**Exercise**.
What lines of the material hold the string "JSON"? Pull each of them out.

────────────────

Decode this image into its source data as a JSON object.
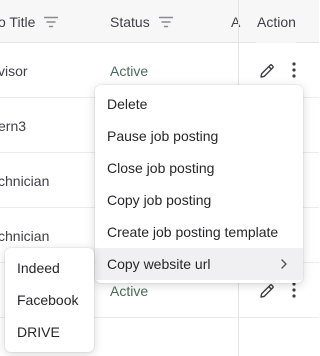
{
  "table": {
    "headers": {
      "title": "o Title",
      "status": "Status",
      "partial": "A",
      "action": "Action"
    },
    "rows": [
      {
        "title": "visor",
        "status": "Active"
      },
      {
        "title": "ern3",
        "status": ""
      },
      {
        "title": "chnician",
        "status": ""
      },
      {
        "title": "chnician",
        "status": ""
      },
      {
        "title": "",
        "status": "Active"
      }
    ]
  },
  "menu": {
    "items": [
      "Delete",
      "Pause job posting",
      "Close job posting",
      "Copy job posting",
      "Create job posting template",
      "Copy website url"
    ],
    "active_index": 5
  },
  "submenu": {
    "items": [
      "Indeed",
      "Facebook",
      "DRIVE"
    ]
  },
  "icons": {
    "filter": "filter-lines-icon",
    "edit": "pencil-icon",
    "more": "kebab-icon",
    "submenu": "chevron-right-icon"
  },
  "colors": {
    "header_bg": "#f7f7f8",
    "status_active": "#4a6b57",
    "menu_active_bg": "#f0f0f2",
    "border": "#e4e4e7"
  }
}
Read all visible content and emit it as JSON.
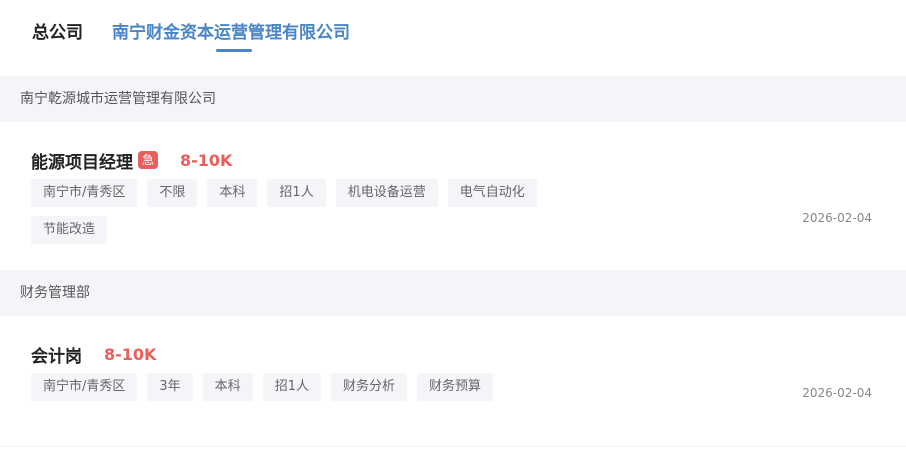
{
  "tabs": {
    "company": "总公司",
    "subsidiary": "南宁财金资本运营管理有限公司"
  },
  "sections": [
    {
      "name": "南宁乾源城市运营管理有限公司",
      "job": {
        "title": "能源项目经理",
        "urgent_badge": "急",
        "salary": "8-10K",
        "tags": [
          "南宁市/青秀区",
          "不限",
          "本科",
          "招1人",
          "机电设备运营",
          "电气自动化",
          "节能改造"
        ],
        "date": "2026-02-04"
      }
    },
    {
      "name": "财务管理部",
      "job": {
        "title": "会计岗",
        "salary": "8-10K",
        "tags": [
          "南宁市/青秀区",
          "3年",
          "本科",
          "招1人",
          "财务分析",
          "财务预算"
        ],
        "date": "2026-02-04"
      }
    }
  ],
  "colors": {
    "accent": "#4a86c5",
    "salary": "#e8605c",
    "section_bg": "#f3f5f9"
  }
}
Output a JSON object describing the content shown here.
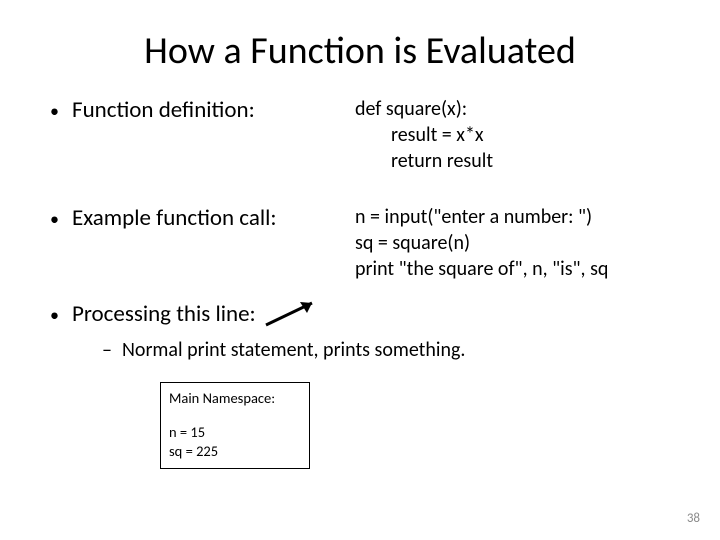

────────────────

**Answer**.
Decode this image into its source data as a JSON object.
Read all visible content and emit it as JSON.
Output a JSON object describing the content shown here.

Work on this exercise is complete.